Don’t Be Afraid To Reflect or Daydream — It’s Critical For Health and Well-Being_Featured_, Consciousness Thursday, October 11th, 2012
Marco Torres | Waking Times
Many have speculated that our consciousness is activated during daydreaming. Past research has shown that the brain seems to contain a “default mode” in which certain regions become more active at rest. While moments for reflection may be hard to come by, a new study suggests that the long-lost art of introspection — even daydreaming — may be an increasingly valuable part of socioemotional functioning.
In the article, published in the July issue of Perspectives on Psychological Science, a journal of the Association for Psychological Science, psychological scientist Mary Helen Immordino-Yang and colleagues survey the existing scientific literature from neuroscience and psychological science, exploring what it means when our brains are ‘at rest.’
In recent years, researchers have explored the idea of rest by looking at the so-called ‘default mode’ network of the brain, a network that is noticeably active when we are resting and focused inward. Findings from these studies suggest that individual differences in brain activity during rest are correlated with components of socioemotional functioning, such as self-awareness and moral judgment, as well as different aspects of learning and memory. Immordino-Yang and her colleagues believe that research on the brain at rest can yield important insights into the importance of reflection and quiet time for learning.
The default mode network generally increases its activity when the brain is at rest, then drops in activity once people are called to a certain task, whether it be work, watching television, or simply communicating with another person. In a similar way a person could be daydreaming or following a stream of consciousness, but those activities would be zapped away as soon as the person was called to action, even by a simple sound.
“We focus on the outside world in education and don’t look much at inwardly focused reflective skills and attentions, but inward focus impacts the way we build memories, make meaning and transfer that learning into new contexts,” says Immordino-Yang, a professor of education, psychology and neuroscience at the University of Southern California. “What are we doing in schools to support kids turning inward?”

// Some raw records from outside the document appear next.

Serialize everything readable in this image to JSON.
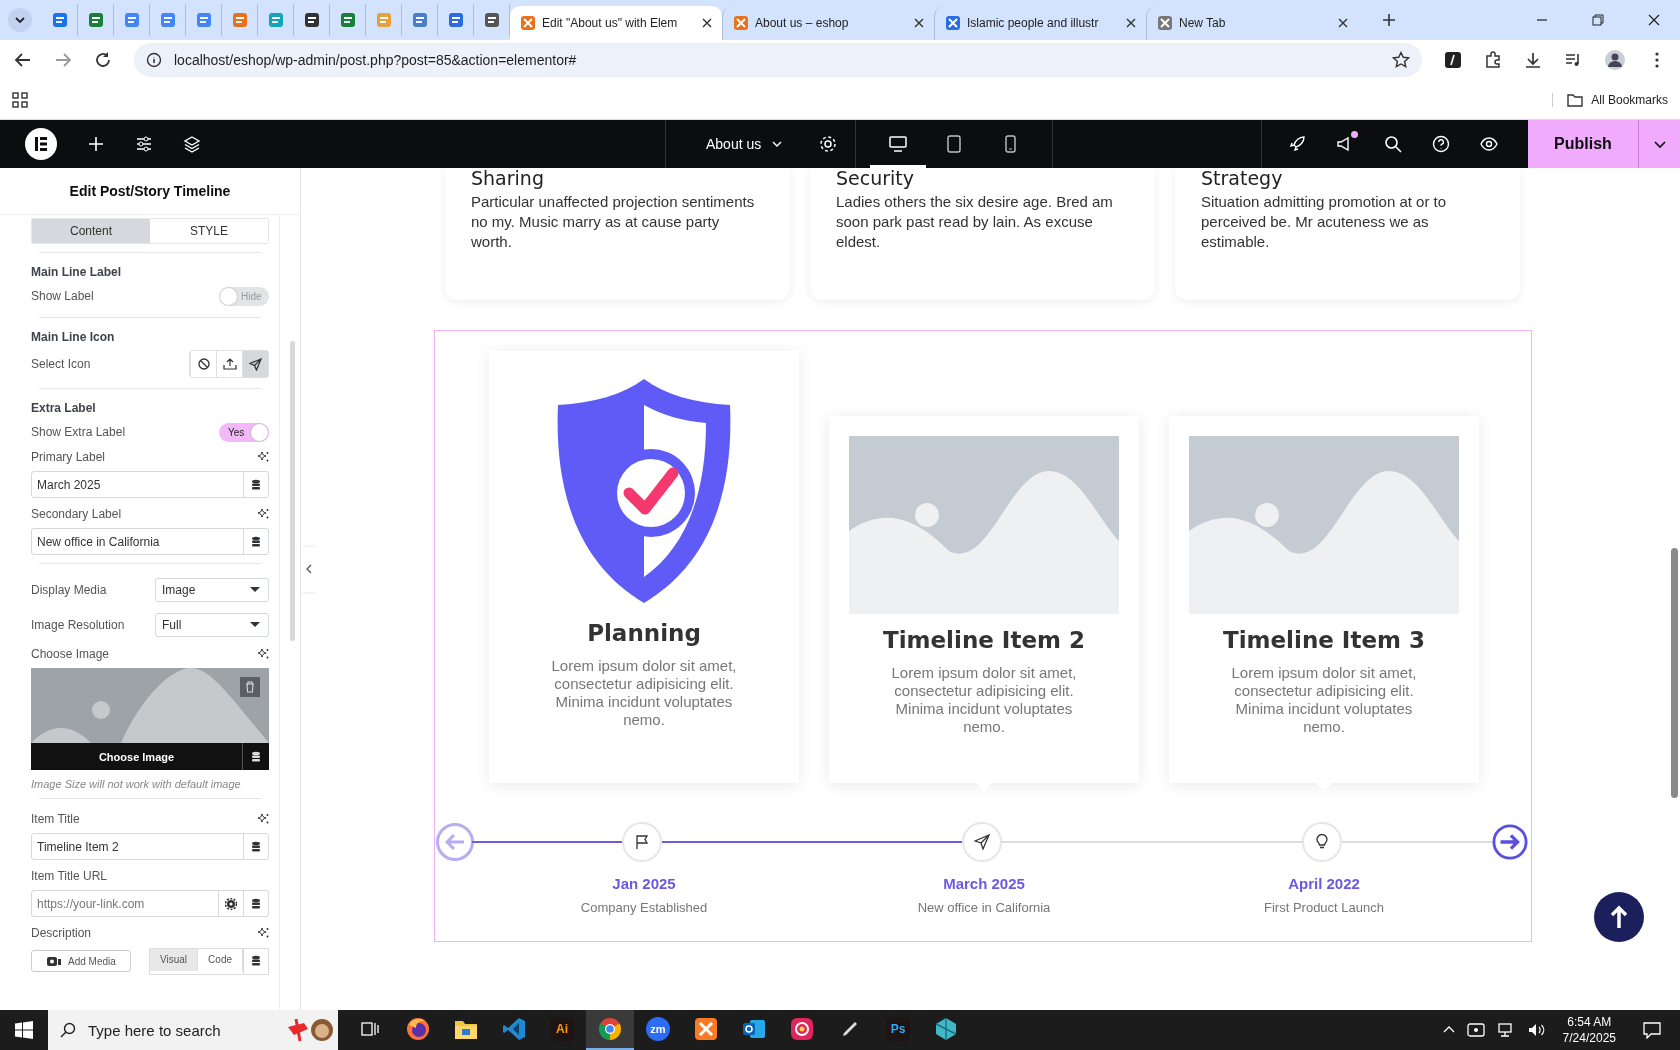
{
  "browser": {
    "tabs": [
      {
        "title": "Edit \"About us\" with Elem",
        "selected": true
      },
      {
        "title": "About us – eshop",
        "selected": false
      },
      {
        "title": "Islamic people and illustr",
        "selected": false
      },
      {
        "title": "New Tab",
        "selected": false
      }
    ],
    "url": "localhost/eshop/wp-admin/post.php?post=85&action=elementor#",
    "bookmarks": "All Bookmarks"
  },
  "editor_bar": {
    "page": "About us",
    "devices": [
      {
        "kind": "desktop",
        "selected": true
      },
      {
        "kind": "tablet",
        "selected": false
      },
      {
        "kind": "mobile",
        "selected": false
      }
    ],
    "notification": true,
    "publish": "Publish"
  },
  "panel": {
    "title": "Edit Post/Story Timeline",
    "tabs": [
      {
        "label": "Content",
        "selected": true
      },
      {
        "label": "STYLE",
        "selected": false
      }
    ],
    "controls": [
      {
        "kind": "divider"
      },
      {
        "kind": "heading",
        "label": "Main Line Label"
      },
      {
        "kind": "switch",
        "label": "Show Label",
        "on": false,
        "text": "Hide"
      },
      {
        "kind": "divider"
      },
      {
        "kind": "heading",
        "label": "Main Line Icon"
      },
      {
        "kind": "icons",
        "label": "Select Icon",
        "options": [
          {
            "kind": "none",
            "selected": false
          },
          {
            "kind": "upload",
            "selected": false
          },
          {
            "kind": "plane",
            "selected": true
          }
        ]
      },
      {
        "kind": "divider"
      },
      {
        "kind": "heading",
        "label": "Extra Label"
      },
      {
        "kind": "switch",
        "label": "Show Extra Label",
        "on": true,
        "text": "Yes"
      },
      {
        "kind": "label",
        "label": "Primary Label",
        "ai": true
      },
      {
        "kind": "input",
        "value": "March 2025"
      },
      {
        "kind": "label",
        "label": "Secondary Label",
        "ai": true
      },
      {
        "kind": "input",
        "value": "New office in California"
      },
      {
        "kind": "divider"
      },
      {
        "kind": "select",
        "label": "Display Media",
        "value": "Image"
      },
      {
        "kind": "select",
        "label": "Image Resolution",
        "value": "Full"
      },
      {
        "kind": "label",
        "label": "Choose Image",
        "ai": true
      },
      {
        "kind": "media",
        "button": "Choose Image"
      },
      {
        "kind": "note",
        "text": "Image Size will not work with default image"
      },
      {
        "kind": "divider"
      },
      {
        "kind": "label",
        "label": "Item Title",
        "ai": true
      },
      {
        "kind": "input",
        "value": "Timeline Item 2"
      },
      {
        "kind": "label",
        "label": "Item Title URL",
        "ai": false
      },
      {
        "kind": "url",
        "placeholder": "https://your-link.com"
      },
      {
        "kind": "label",
        "label": "Description",
        "ai": true
      },
      {
        "kind": "editor",
        "button": "Add Media",
        "modes": [
          {
            "label": "Visual",
            "selected": true
          },
          {
            "label": "Code",
            "selected": false
          }
        ]
      }
    ]
  },
  "canvas": {
    "features": [
      {
        "title": "Sharing",
        "text": "Particular unaffected projection sentiments no my. Music marry as at cause party worth."
      },
      {
        "title": "Security",
        "text": "Ladies others the six desire age. Bred am soon park past read by lain. As excuse eldest."
      },
      {
        "title": "Strategy",
        "text": "Situation admitting promotion at or to perceived be. Mr acuteness we as estimable."
      }
    ],
    "timeline": {
      "prev_disabled": true,
      "next_disabled": false,
      "items": [
        {
          "kind": "illustration",
          "title": "Planning",
          "text": "Lorem ipsum dolor sit amet, consectetur adipisicing elit. Minima incidunt voluptates nemo.",
          "date": "Jan 2025",
          "caption": "Company Established",
          "reached": true
        },
        {
          "kind": "image",
          "title": "Timeline Item 2",
          "text": "Lorem ipsum dolor sit amet, consectetur adipisicing elit. Minima incidunt voluptates nemo.",
          "date": "March 2025",
          "caption": "New office in California",
          "reached": true
        },
        {
          "kind": "image",
          "title": "Timeline Item 3",
          "text": "Lorem ipsum dolor sit amet, consectetur adipisicing elit. Minima incidunt voluptates nemo.",
          "date": "April 2022",
          "caption": "First Product Launch",
          "reached": false
        }
      ]
    }
  },
  "taskbar": {
    "search": {
      "placeholder": "Type here to search"
    },
    "apps": [
      {
        "kind": "taskview",
        "selected": false
      },
      {
        "kind": "firefox",
        "selected": false
      },
      {
        "kind": "folder",
        "selected": false
      },
      {
        "kind": "vscode",
        "selected": false
      },
      {
        "kind": "tile",
        "label": "Ai",
        "color": "#ff9a00",
        "selected": false
      },
      {
        "kind": "chrome",
        "selected": true
      },
      {
        "kind": "round",
        "label": "zm",
        "color": "#2d6cf5",
        "selected": false
      },
      {
        "kind": "xampp",
        "selected": false
      },
      {
        "kind": "outlook",
        "selected": false
      },
      {
        "kind": "cloud",
        "selected": false
      },
      {
        "kind": "pen",
        "selected": false
      },
      {
        "kind": "tile",
        "label": "Ps",
        "color": "#31a8ff",
        "selected": false
      },
      {
        "kind": "gem",
        "selected": false
      }
    ],
    "time": "6:54 AM",
    "date": "7/24/2025"
  }
}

A 2009 University of British Columbia study confirmed that while daydreaming, the brain recruits complex regions of the brain, including the “executive network,” which is associated with complex problem solving and which, as the “executive” moniker indicates, is the command center of the brain…